It’s safe to say there is enough information nowadays for everyone to know the detrimental effects of smoking. Yet, as of 2016, it was estimated that around 37.8 million adults in the U.S. still smoked cigarettes. According to dosomething.org, 90 percent of smokers began the habit before they were 19 and about 30 percent of teen smokers will continue smoking and die early from a smoking-related disease.
Now, a new report is showing just how much teens are being exposed to smoking just in the streaming and on-demand entertainment they watch, which continues increasing in popularity.
The report, written by the nonprofit Truth Initiative, titled, “While You Were Streaming: Tobacco Use Sees a Renormalization in On-Demand Digital Content, Diluting Progress in Broadcast & Theaters,” found that 79 percent of the shows most popular with people ages 15 to 24 prominently show characters smoking.
This number is higher than in broadcast and cable programming, as well as in movies, which have seen a decrease after the U.S. Surgeon General concluded that exposure to smoking on screens leads young people to smoke.
The video below breaks down some of the Truth Initiative’s findings.
Netflix And Smoke?
In the study, researchers compared seven Netflix shows and seven shows from broadcast or cable networks, with Netflix having 319 tobacco incidents compared to the other shows’ 139 incidents.
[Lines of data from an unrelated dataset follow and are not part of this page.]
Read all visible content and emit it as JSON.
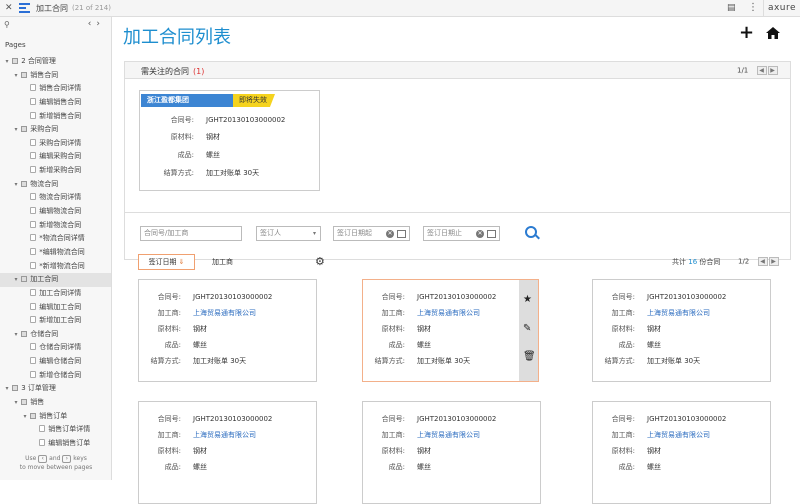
{
  "topbar": {
    "close_icon": "close-icon",
    "title": "加工合同",
    "count": "(21 of 214)",
    "brand": "axure"
  },
  "sidebar": {
    "pages_label": "Pages",
    "tree": [
      {
        "label": "2 合同管理",
        "level": 0,
        "type": "folder"
      },
      {
        "label": "销售合同",
        "level": 1,
        "type": "folder"
      },
      {
        "label": "销售合同详情",
        "level": 2,
        "type": "page"
      },
      {
        "label": "编辑销售合同",
        "level": 2,
        "type": "page"
      },
      {
        "label": "新增销售合同",
        "level": 2,
        "type": "page"
      },
      {
        "label": "采购合同",
        "level": 1,
        "type": "folder"
      },
      {
        "label": "采购合同详情",
        "level": 2,
        "type": "page"
      },
      {
        "label": "编辑采购合同",
        "level": 2,
        "type": "page"
      },
      {
        "label": "新增采购合同",
        "level": 2,
        "type": "page"
      },
      {
        "label": "物流合同",
        "level": 1,
        "type": "folder"
      },
      {
        "label": "物流合同详情",
        "level": 2,
        "type": "page"
      },
      {
        "label": "编辑物流合同",
        "level": 2,
        "type": "page"
      },
      {
        "label": "新增物流合同",
        "level": 2,
        "type": "page"
      },
      {
        "label": "*物流合同详情",
        "level": 2,
        "type": "page"
      },
      {
        "label": "*编辑物流合同",
        "level": 2,
        "type": "page"
      },
      {
        "label": "*新增物流合同",
        "level": 2,
        "type": "page"
      },
      {
        "label": "加工合同",
        "level": 1,
        "type": "folder",
        "selected": true
      },
      {
        "label": "加工合同详情",
        "level": 2,
        "type": "page"
      },
      {
        "label": "编辑加工合同",
        "level": 2,
        "type": "page"
      },
      {
        "label": "新增加工合同",
        "level": 2,
        "type": "page"
      },
      {
        "label": "仓储合同",
        "level": 1,
        "type": "folder"
      },
      {
        "label": "仓储合同详情",
        "level": 2,
        "type": "page"
      },
      {
        "label": "编辑仓储合同",
        "level": 2,
        "type": "page"
      },
      {
        "label": "新增仓储合同",
        "level": 2,
        "type": "page"
      },
      {
        "label": "3 订单管理",
        "level": 0,
        "type": "folder"
      },
      {
        "label": "销售",
        "level": 1,
        "type": "folder"
      },
      {
        "label": "销售订单",
        "level": 2,
        "type": "folder"
      },
      {
        "label": "销售订单详情",
        "level": 3,
        "type": "page"
      },
      {
        "label": "编辑销售订单",
        "level": 3,
        "type": "page"
      }
    ],
    "footer_use": "Use",
    "footer_and": "and",
    "footer_keys": "keys",
    "footer_line2": "to move between pages"
  },
  "main": {
    "title": "加工合同列表",
    "add_icon": "plus-icon",
    "home_icon": "home-icon",
    "attention": {
      "title": "需关注的合同",
      "count": "(1)",
      "page": "1/1",
      "card": {
        "company": "浙江盈都集团",
        "status": "即将失效",
        "rows": [
          {
            "label": "合同号:",
            "value": "JGHT20130103000002"
          },
          {
            "label": "原材料:",
            "value": "钢材"
          },
          {
            "label": "成品:",
            "value": "螺丝"
          },
          {
            "label": "结算方式:",
            "value": "加工对账单   30天"
          }
        ]
      }
    },
    "filters": {
      "contract_placeholder": "合同号/加工商",
      "signer_placeholder": "签订人",
      "date_start_placeholder": "签订日期起",
      "date_end_placeholder": "签订日期止"
    },
    "sort": {
      "sort_date": "签订日期",
      "sort_arrow": "⇓",
      "sort_vendor": "加工商",
      "total_prefix": "共计",
      "total_count": "16",
      "total_suffix": "份合同",
      "page": "1/2"
    },
    "cards": [
      {
        "contract": "JGHT20130103000002",
        "vendor": "上海贸易通有限公司",
        "material": "钢材",
        "product": "螺丝",
        "settlement": "加工对账单   30天"
      },
      {
        "contract": "JGHT20130103000002",
        "vendor": "上海贸易通有限公司",
        "material": "钢材",
        "product": "螺丝",
        "settlement": "加工对账单   30天",
        "active": true
      },
      {
        "contract": "JGHT20130103000002",
        "vendor": "上海贸易通有限公司",
        "material": "钢材",
        "product": "螺丝",
        "settlement": "加工对账单   30天"
      },
      {
        "contract": "JGHT20130103000002",
        "vendor": "上海贸易通有限公司",
        "material": "钢材",
        "product": "螺丝"
      },
      {
        "contract": "JGHT20130103000002",
        "vendor": "上海贸易通有限公司",
        "material": "钢材",
        "product": "螺丝"
      },
      {
        "contract": "JGHT20130103000002",
        "vendor": "上海贸易通有限公司",
        "material": "钢材",
        "product": "螺丝"
      }
    ],
    "card_labels": {
      "contract": "合同号:",
      "vendor": "加工商:",
      "material": "原材料:",
      "product": "成品:",
      "settlement": "结算方式:"
    }
  }
}
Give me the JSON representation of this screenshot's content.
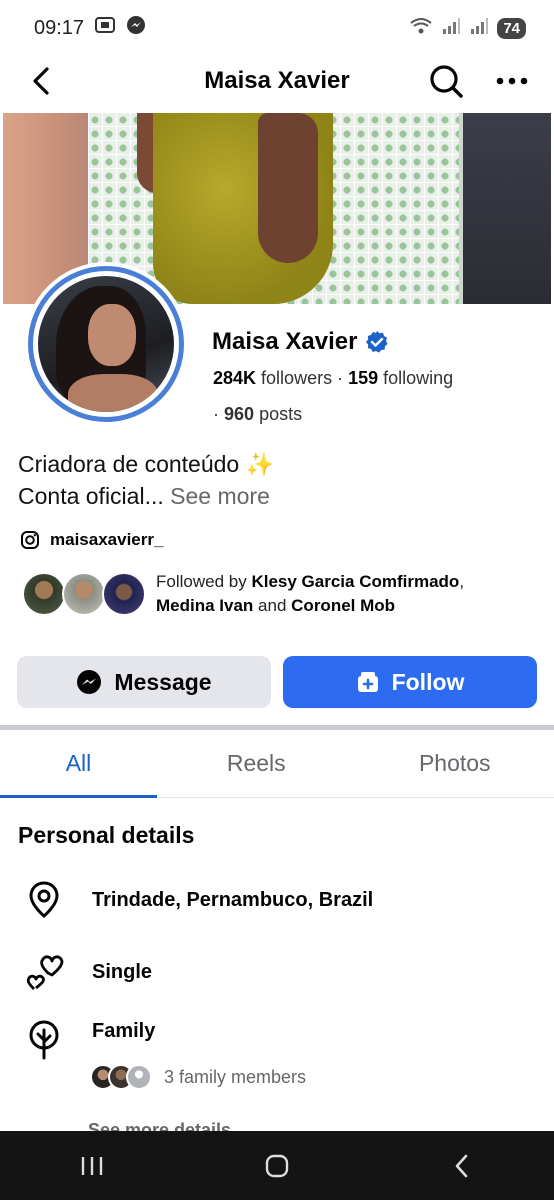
{
  "status_bar": {
    "time": "09:17",
    "battery": "74"
  },
  "header": {
    "title": "Maisa Xavier"
  },
  "profile": {
    "name": "Maisa Xavier",
    "followers_count": "284K",
    "followers_label": "followers",
    "following_count": "159",
    "following_label": "following",
    "posts_count": "960",
    "posts_label": "posts",
    "bio_line1": "Criadora de conteúdo ✨",
    "bio_line2": "Conta oficial...",
    "see_more": "See more",
    "instagram": "maisaxavierr_",
    "followed_by_prefix": "Followed by",
    "followed_by_1": "Klesy Garcia Comfirmado",
    "followed_by_2": "Medina Ivan",
    "followed_by_and": "and",
    "followed_by_3": "Coronel Mob"
  },
  "actions": {
    "message_label": "Message",
    "follow_label": "Follow"
  },
  "tabs": [
    {
      "label": "All"
    },
    {
      "label": "Reels"
    },
    {
      "label": "Photos"
    }
  ],
  "details": {
    "section_title": "Personal details",
    "location": "Trindade, Pernambuco, Brazil",
    "relationship": "Single",
    "family_label": "Family",
    "family_members": "3 family members",
    "see_more_details": "See more details"
  },
  "colors": {
    "accent": "#2d6cf0",
    "tab_active": "#1b62c8",
    "nav_bar": "#141414"
  }
}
The worst offender? Netflix’s popular “Stranger Things“, which was found to have more than 180 tobacco incidents in the 2016 season. In comparison, the cable show with the highest amount was “The Walking Dead,” with 94.
Obviously, one of these shows stars children and the other does not, perhaps making the findings about “Stranger Things” even more alarming.
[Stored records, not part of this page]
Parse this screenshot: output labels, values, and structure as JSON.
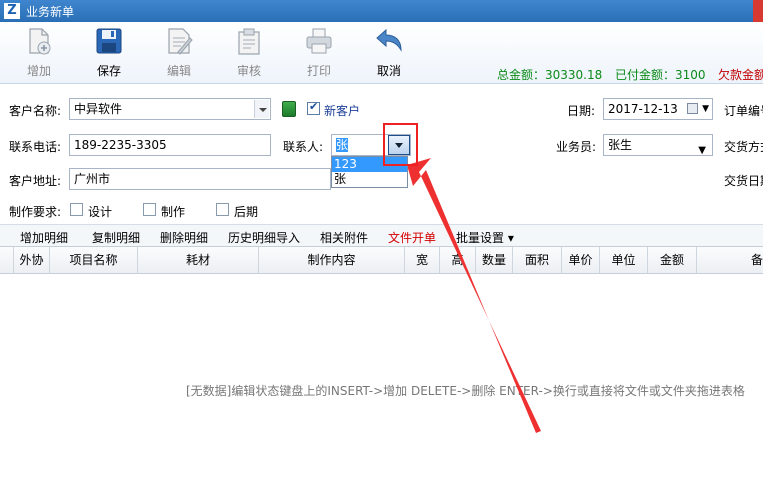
{
  "window": {
    "title": "业务新单",
    "app_icon": "Z"
  },
  "toolbar": {
    "add": "增加",
    "save": "保存",
    "edit": "编辑",
    "review": "审核",
    "print": "打印",
    "cancel": "取消"
  },
  "totals": {
    "total": "总金额：30330.18",
    "paid": "已付金额：3100",
    "owed": "欠款金额"
  },
  "form": {
    "customer_label": "客户名称:",
    "customer_value": "中异软件",
    "new_customer_label": "新客户",
    "new_customer_checked": true,
    "date_label": "日期:",
    "date_value": "2017-12-13",
    "order_no_label": "订单编号",
    "phone_label": "联系电话:",
    "phone_value": "189-2235-3305",
    "contact_label": "联系人:",
    "contact_value": "张",
    "salesperson_label": "业务员:",
    "salesperson_value": "张生",
    "delivery_method_label": "交货方式",
    "address_label": "客户地址:",
    "address_value": "广州市",
    "delivery_date_label": "交货日期",
    "production_req_label": "制作要求:",
    "req_design": "设计",
    "req_make": "制作",
    "req_post": "后期"
  },
  "contact_dropdown": {
    "options": [
      "123",
      "张"
    ],
    "selected_index": 0
  },
  "detail_toolbar": {
    "add_detail": "增加明细",
    "copy_detail": "复制明细",
    "delete_detail": "删除明细",
    "import_history": "历史明细导入",
    "attachments": "相关附件",
    "file_order": "文件开单",
    "batch_settings": "批量设置 ▾"
  },
  "grid": {
    "columns": [
      "外协",
      "项目名称",
      "耗材",
      "制作内容",
      "宽",
      "高",
      "数量",
      "面积",
      "单价",
      "单位",
      "金额",
      "备"
    ],
    "empty_hint": "[无数据]编辑状态键盘上的INSERT->增加 DELETE->删除 ENTER->换行或直接将文件或文件夹拖进表格"
  },
  "colors": {
    "accent_red": "#ee2222",
    "totals_green": "#0b8a18",
    "title_blue": "#2a6fb6"
  }
}
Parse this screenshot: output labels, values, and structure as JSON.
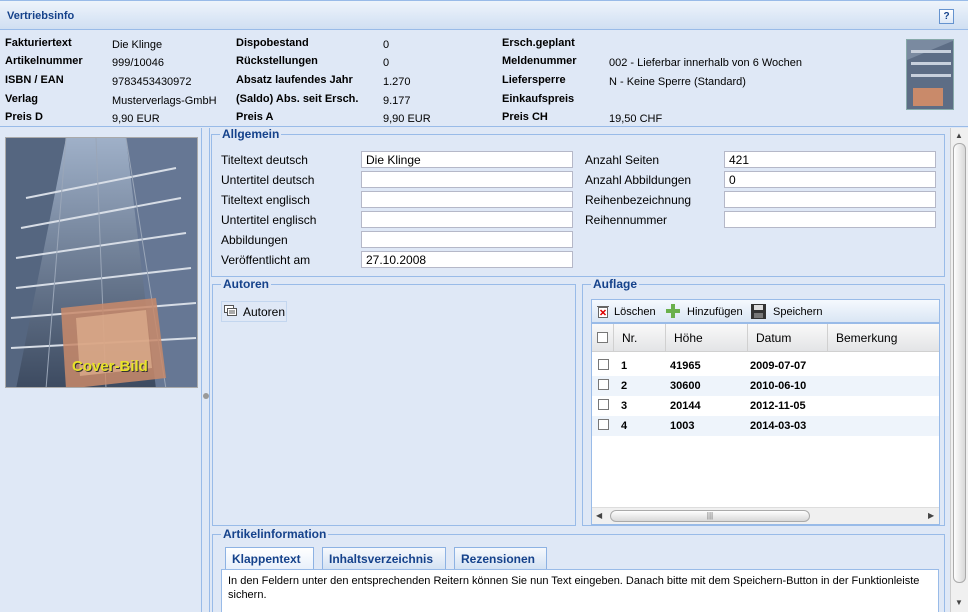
{
  "header": {
    "title": "Vertriebsinfo",
    "help": "?"
  },
  "info": {
    "col1": [
      {
        "label": "Fakturiertext",
        "value": "Die Klinge"
      },
      {
        "label": "Artikelnummer",
        "value": "999/10046"
      },
      {
        "label": "ISBN / EAN",
        "value": "9783453430972"
      },
      {
        "label": "Verlag",
        "value": "Musterverlags-GmbH"
      },
      {
        "label": "Preis D",
        "value": "9,90 EUR"
      }
    ],
    "col2": [
      {
        "label": "Dispobestand",
        "value": "0"
      },
      {
        "label": "Rückstellungen",
        "value": "0"
      },
      {
        "label": "Absatz laufendes Jahr",
        "value": "1.270"
      },
      {
        "label": "(Saldo) Abs. seit Ersch.",
        "value": "9.177"
      },
      {
        "label": "Preis A",
        "value": "9,90 EUR"
      }
    ],
    "col3": [
      {
        "label": "Ersch.geplant",
        "value": ""
      },
      {
        "label": "Meldenummer",
        "value": "002 - Lieferbar innerhalb von 6 Wochen"
      },
      {
        "label": "Liefersperre",
        "value": "N - Keine Sperre (Standard)"
      },
      {
        "label": "Einkaufspreis",
        "value": ""
      },
      {
        "label": "Preis CH",
        "value": "19,50 CHF"
      }
    ]
  },
  "cover": {
    "text": "Cover-Bild"
  },
  "allgemein": {
    "legend": "Allgemein",
    "left": [
      {
        "label": "Titeltext deutsch",
        "value": "Die Klinge"
      },
      {
        "label": "Untertitel deutsch",
        "value": ""
      },
      {
        "label": "Titeltext englisch",
        "value": ""
      },
      {
        "label": "Untertitel englisch",
        "value": ""
      },
      {
        "label": "Abbildungen",
        "value": ""
      },
      {
        "label": "Veröffentlicht am",
        "value": "27.10.2008"
      }
    ],
    "right": [
      {
        "label": "Anzahl Seiten",
        "value": "421"
      },
      {
        "label": "Anzahl Abbildungen",
        "value": "0"
      },
      {
        "label": "Reihenbezeichnung",
        "value": ""
      },
      {
        "label": "Reihennummer",
        "value": ""
      }
    ]
  },
  "autoren": {
    "legend": "Autoren",
    "item": "Autoren"
  },
  "auflage": {
    "legend": "Auflage",
    "toolbar": {
      "delete": "Löschen",
      "add": "Hinzufügen",
      "save": "Speichern"
    },
    "columns": [
      "Nr.",
      "Höhe",
      "Datum",
      "Bemerkung"
    ],
    "rows": [
      {
        "nr": "1",
        "hoehe": "41965",
        "datum": "2009-07-07",
        "bemerkung": ""
      },
      {
        "nr": "2",
        "hoehe": "30600",
        "datum": "2010-06-10",
        "bemerkung": ""
      },
      {
        "nr": "3",
        "hoehe": "20144",
        "datum": "2012-11-05",
        "bemerkung": ""
      },
      {
        "nr": "4",
        "hoehe": "1003",
        "datum": "2014-03-03",
        "bemerkung": ""
      }
    ]
  },
  "artikelinfo": {
    "legend": "Artikelinformation",
    "tabs": [
      "Klappentext",
      "Inhaltsverzeichnis",
      "Rezensionen"
    ],
    "content": "In den Feldern unter den entsprechenden Reitern können Sie nun Text eingeben. Danach bitte mit dem Speichern-Button in der Funktionleiste sichern."
  }
}
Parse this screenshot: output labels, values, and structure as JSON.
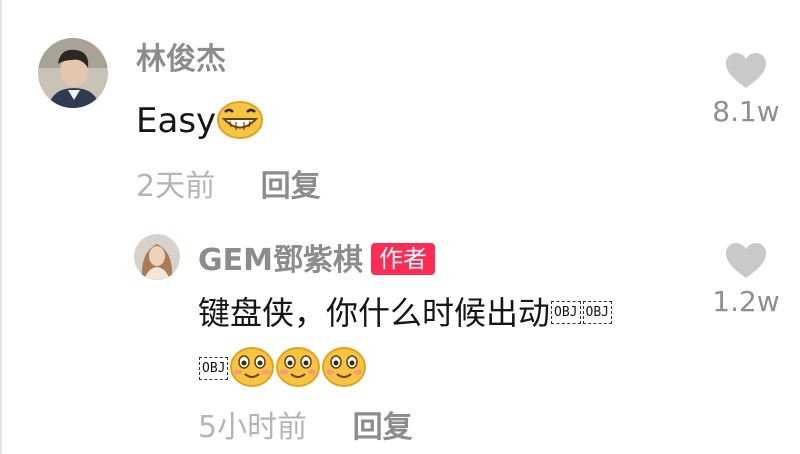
{
  "comments": [
    {
      "username": "林俊杰",
      "text": "Easy",
      "text_emoji": "grinning-face-emoji",
      "time": "2天前",
      "reply_label": "回复",
      "like_count": "8.1w",
      "like_icon": "heart-icon"
    },
    {
      "username": "GEM鄧紫棋",
      "badge": "作者",
      "text_line1": "键盘侠，你什么时候出动",
      "obj_marker": "OBJ",
      "emojis": [
        "smiling-face-emoji",
        "smiling-face-emoji",
        "smiling-face-emoji"
      ],
      "time": "5小时前",
      "reply_label": "回复",
      "like_count": "1.2w",
      "like_icon": "heart-icon"
    }
  ],
  "colors": {
    "badge": "#fe2c55",
    "username": "#8c8c8c",
    "time": "#b5b5b5",
    "heart": "#c9c9c9"
  }
}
“There has been a revolution in television that now encompasses a complex universe including Hulu, Netflix and an emerging world of on-demand platforms,” Robin Koval, CEO and president of Truth Initiative said in the study. “And while everybody was watching, but no one was paying attention, we’ve experienced a pervasive re-emergence of smoking imagery that is glamorizing and renormalizing a deadly habit to millions of impressionable young people. It has to stop.”
You can read the full results online and check out the chart below, which displays the shows used in the report and shows how many smoking incidents were found. You might be shocked to see a family show like Netflix’s “Fuller House” relatively high on the list, with 22 incidents of smoking featured.
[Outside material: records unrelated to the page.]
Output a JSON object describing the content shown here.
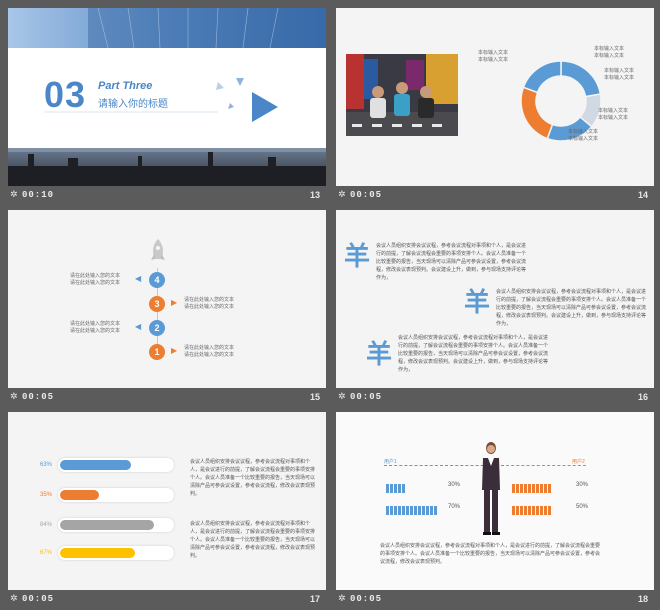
{
  "slides": [
    {
      "num": "13",
      "time": "00:10",
      "part_num": "03",
      "part_label": "Part Three",
      "title": "请输入你的标题"
    },
    {
      "num": "14",
      "time": "00:05",
      "photo_caption": "",
      "labels": [
        "本标输入文本",
        "本标输入文本",
        "本标输入文本",
        "本标输入文本",
        "本标输入文本",
        "本标输入文本",
        "本标输入文本",
        "本标输入文本",
        "本标输入文本",
        "本标输入文本"
      ]
    },
    {
      "num": "15",
      "time": "00:05",
      "steps": [
        "4",
        "3",
        "2",
        "1"
      ],
      "text_lines": [
        "请在此处输入您的文本",
        "请在此处输入您的文本"
      ]
    },
    {
      "num": "16",
      "time": "00:05",
      "glyph": "羊",
      "paragraph": "会议人员组织安排会议议程，参考会议流程对事项和个人，是会议进行的前提，了解会议流程会重要的事项安排个人。会议人员准备一个比较重要的报告，当天现场可以清除产品可参会议设置，参考会议流程，修改会议表现预判。会议建设上升，做到，参与现场支持评论等作为，"
    },
    {
      "num": "17",
      "time": "00:05",
      "bars": [
        {
          "pct": "63%",
          "value": 0.63,
          "color": "#5b9bd5"
        },
        {
          "pct": "35%",
          "value": 0.35,
          "color": "#ed7d31"
        },
        {
          "pct": "84%",
          "value": 0.84,
          "color": "#a5a5a5"
        },
        {
          "pct": "67%",
          "value": 0.67,
          "color": "#ffc000"
        }
      ],
      "paragraph": "会议人员组织安排会议议程，参考会议流程对事项和个人，是会议进行的前提，了解会议流程会重要的事项安排个人。会议人员准备一个比较重要的报告，当天现场可以清除产品可参会议设置，参考会议流程，修改会议表现预判。"
    },
    {
      "num": "18",
      "time": "00:05",
      "user_left": "用户1",
      "user_right": "用户2",
      "stats": [
        "30%",
        "30%",
        "70%",
        "50%"
      ],
      "paragraph": "会议人员组织安排会议议程，参考会议流程对事项和个人，是会议进行的前提，了解会议流程会重要的事项安排个人。会议人员准备一个比较重要的报告，当天现场可以清除产品可参会议设置，参考会议流程，修改会议表现预判。"
    }
  ],
  "colors": {
    "blue": "#5b9bd5",
    "orange": "#ed7d31",
    "gray": "#a5a5a5",
    "yellow": "#ffc000"
  }
}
Along with smoking, vaping also continues to be a concern when it comes to teenagers, with some schools even warning parents they’re seeing a growing number of discreet e-cigarettes that look like USB drives found on middle and high school campuses.
According to data from a 2017 survey by Monitoring the Future, about 13 percent of eighth graders, 24 percent of tenth graders and nearly 28 percent of twelfth graders at U.S. schools reported using a vaping device.
If you’re worried about your kids smoking cigarettes or using a vaping device, there are things you can do to help them avoid the habit altogether—or to help them quit if they’ve already started.
The American Lung Association recommends giving children and teens a clear, consistent message about the risks of smoking. In other words, tell them honestly and directly that you do not want them smoking. It may sound obvious, but it’s also important to not smoke around your children or allow other people to smoke around them.
If you do catch your teen smoking, ask them why they started. It may be that they’re looking for acceptance by a peer group or want your attention. Also, the U.S. Library of Medicine recommends telling your child about the risks associated with smoking. They my not be thinking of long-term issues like cancer, so informing them of these risks is a good idea.